In 2009, Amazon acquired Zappos, a quirky and successful online retailer famous for its customer-focused services, culture, and "the offer." During their primary training, new employees are offered $4,000 to leave the company. When Amazon took over, it also acquired "the offer." In his 2014 annual letter to shareholders, Amazon founder Jeff Bezos explained that the company had added a program modeled after the one started by Zappos CEO Tony Hsieh. After some tweaking, Bezos and Amazon aptly titled the program "Pay to Quit."

The program works differently than at  Zappos. Rather than receiving the offer once during training, employees at Amazon's fulfillment centers get the offer once a year, every year. In the first year the offer is for $2,000. The amount then increases by $1,000 each year to a maximum of $5,000, where it remains.

Each year an employee gets the offer, he or she has invested more in the company, and may find it harder to leave. The offer increases to adjust to the sense of investment. For skeptical shareholders, Bezos explained the rationale: "The goal is to encourage folks to take a moment and think about what they really want," he wrote. "In the long-run, an employee staying somewhere they don't want to be isn't healthy for the employee or the company."

Bezos understood that disengaged employees impose financial and emotional costs on an organization, and that even offering $5,000 to help such employees self-select out is a good deal. The real upgrade that Amazon made in the Pay to Quit program over the Zappos program was checking in further along in an employee's tenure and doing so more than just once. In a way, Amazon is asking its employees to give the company a performance evaluation every year. But just as at Zappos, only a small number of employees take the offer -- suggesting that employees are giving the company a pretty good evaluation.
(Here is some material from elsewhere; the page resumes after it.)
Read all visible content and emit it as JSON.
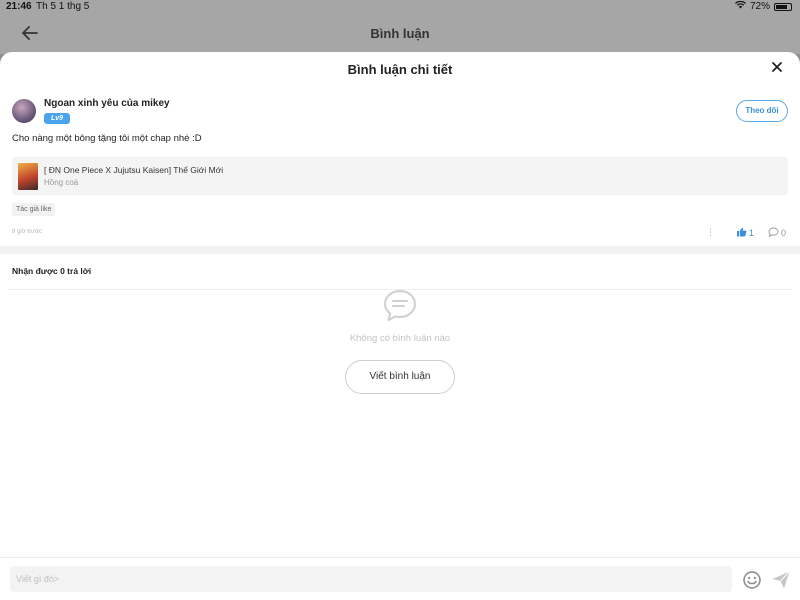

Of course, Bezos wants employees to stay with the company and to be further engaged more than he wants them to quit. In fact, the title of the page that employees read when they receive the offer is "Please Don't Take This Offer." In making the offer every year, Bezos and Amazon achieve greater engagement and productivity, and they rarely even have to pay out $5,000. That's a good deal for all the shareholders, even the ones who might have read the letter skeptically. Gallup's research found that, in 2011-2012, publicly traded companies with 9.3 or more engaged employees for every disengaged employee had 147 percent higher earnings per share than their competitors. Meanwhile, companies with little engagement -- 2.6 engaged employees for every disengaged employee -- had 2 percent less earnings per share than competitors.

If offering cold, hard cash to quit still seems too far out, it's at least worth considering how the principles behind "the offer" can be used in other ways. Any program that provides "a well-lit, safe exit path" would have a similar effect. Processes that encourage employees to examine their reasons for choosing to work for your company are likely to help them reaffirm the wisdom of their original decision, hence engaging further with the organization. In other words, there is more than one way to extend "the offer." And the offer is a good deal.